In a disastrous night for Democrats nationwide that saw Republican Donald Trump win the presidency, the state party actually did well, retaking the House of Representatives and expanding the party’s majority in the state Senate. The scope of the advantage in both chambers isn’t yet known, as there could be up to four automatic recounts, two in each chamber. Democrats also won back the Secretary of State seat when Bernalillo County Clerk Maggie Toulouse Oliver easily defeated Republican Nora Espinoza. “What a difference two years makes,” Toulouse Oliver told a crowd of supporters Tuesday night, referring to her 2014 loss to Republican Dianna Duran. Duran resigned last year hours before pleading guilty to counts of misusing campaign funds, for which she spent 30 days in jail.

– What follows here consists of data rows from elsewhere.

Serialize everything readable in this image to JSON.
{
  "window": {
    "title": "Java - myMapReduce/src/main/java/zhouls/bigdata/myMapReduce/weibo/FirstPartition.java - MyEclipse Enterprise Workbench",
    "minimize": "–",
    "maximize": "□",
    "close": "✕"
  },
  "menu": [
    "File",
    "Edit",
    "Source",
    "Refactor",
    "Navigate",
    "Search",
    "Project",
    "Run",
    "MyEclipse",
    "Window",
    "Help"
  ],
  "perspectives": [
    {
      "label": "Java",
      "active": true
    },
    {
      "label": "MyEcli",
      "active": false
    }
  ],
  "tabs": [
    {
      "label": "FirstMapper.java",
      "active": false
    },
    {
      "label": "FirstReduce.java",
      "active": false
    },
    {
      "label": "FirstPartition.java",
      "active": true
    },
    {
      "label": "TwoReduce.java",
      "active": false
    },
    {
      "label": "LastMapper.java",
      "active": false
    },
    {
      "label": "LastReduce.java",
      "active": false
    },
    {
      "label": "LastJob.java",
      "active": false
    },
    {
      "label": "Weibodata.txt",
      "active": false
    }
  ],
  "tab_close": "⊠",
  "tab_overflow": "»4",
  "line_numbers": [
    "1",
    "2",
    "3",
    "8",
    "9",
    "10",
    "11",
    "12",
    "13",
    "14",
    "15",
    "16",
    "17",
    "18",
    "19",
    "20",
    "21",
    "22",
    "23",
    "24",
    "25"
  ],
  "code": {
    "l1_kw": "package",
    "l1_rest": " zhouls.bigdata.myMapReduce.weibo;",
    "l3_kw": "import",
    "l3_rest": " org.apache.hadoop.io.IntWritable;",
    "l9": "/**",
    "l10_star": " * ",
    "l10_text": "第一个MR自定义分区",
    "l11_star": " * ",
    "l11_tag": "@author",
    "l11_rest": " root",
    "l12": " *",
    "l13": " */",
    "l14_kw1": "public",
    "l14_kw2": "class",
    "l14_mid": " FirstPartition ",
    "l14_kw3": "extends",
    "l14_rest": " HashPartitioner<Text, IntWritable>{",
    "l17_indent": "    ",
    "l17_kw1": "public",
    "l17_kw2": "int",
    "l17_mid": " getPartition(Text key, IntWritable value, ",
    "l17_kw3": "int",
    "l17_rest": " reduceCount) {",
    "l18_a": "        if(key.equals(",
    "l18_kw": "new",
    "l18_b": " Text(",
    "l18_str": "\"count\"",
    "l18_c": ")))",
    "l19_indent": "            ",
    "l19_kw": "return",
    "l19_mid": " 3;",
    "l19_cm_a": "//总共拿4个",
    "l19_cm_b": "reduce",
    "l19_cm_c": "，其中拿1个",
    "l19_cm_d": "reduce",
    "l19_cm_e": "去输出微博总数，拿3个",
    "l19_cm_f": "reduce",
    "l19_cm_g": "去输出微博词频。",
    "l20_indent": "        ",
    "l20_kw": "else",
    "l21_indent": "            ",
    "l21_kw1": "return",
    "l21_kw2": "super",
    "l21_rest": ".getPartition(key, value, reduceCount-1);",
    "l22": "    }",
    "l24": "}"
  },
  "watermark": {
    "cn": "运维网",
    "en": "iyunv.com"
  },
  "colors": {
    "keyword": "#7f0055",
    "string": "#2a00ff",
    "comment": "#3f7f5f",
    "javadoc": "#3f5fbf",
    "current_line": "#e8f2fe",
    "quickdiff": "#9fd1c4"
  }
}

More than a year before announcing his candidacy in a high-profile race for a state senate seat, Diego Espinoza filed a defamation lawsuit against a 2014 Republican candidate for U.S. Senate. The lawsuit alleged that Espinoza experienced “public and personal humiliation,” among other damages, after candidate David Clements accused him of hacking his campaign email account. Now, nine months after a judge dismissed the case with prejudice, Clements can still publicly make the allegation against Espinoza. “If there’s any benefit or silver lining to deal with Espinoza’s frivolous lawsuit, it’s that to the day I die I can tell anyone who asks me, ‘Yeah, he hacked me,’” Clements, who ran for the GOP nomination for U.S. Senate in 2014 on a libertarian-minded platform, said. Espinoza was campaign manager for Clements’ Republican primary opponent Allen Weh.
One of the key districts New Mexico Republicans need to take the state Senate back sits just north of Albuquerque in Rio Rancho, where incumbent Democrat John Sapien faces GOP challenger Diego Espinoza. Sapien, an insurance salesman who is running for his third term, won both the 2008 and 2012 elections on narrow margins—by just 121 votes and 161 votes respectively. Sapien’s latest challenger, Espinoza, has so far outstripped him in fundraising, gathering roughly $153,000 as of press time compared to Sapien’s $126,000. Both speak of job creation as the top priority of their candidacies. But each have different solutions.
A national Republican group highlighted four high priority state races in the upcoming elections. The Republican State Leadership Committee put four New Mexico races in their “16 in ‘16: Races to Watch” list earlier this week, including the high-profile Secretary of State race. Outside of the presidential race, election to replace Dianna Duran as Secretary of State is the lone statewide non-judicial race this fall. That race pits Republican State Representative Nora Espinoza against Democratic Bernalillo County Clerk Maggie Toulouse Oliver. The other three races on the list are legislative races.
A politically connected Republican announced on Wednesday that he will be challenging a state senator in a key swing district next year. Diego Espinoza announced that he will seek the District 9 seat currently held by Democrat John Sapien. Espinoza, a program director for CSI Aviation, has experience in running campaigns, if not his own. Espinoza was the campaign manager for Allen Weh’s unsuccessful campaigns for U.S. Senate in 2014 and governor in 2010. Weh owns CSI Aviation and Weh is the father of current Republican Party of New Mexico chairwoman Debbie Maestas.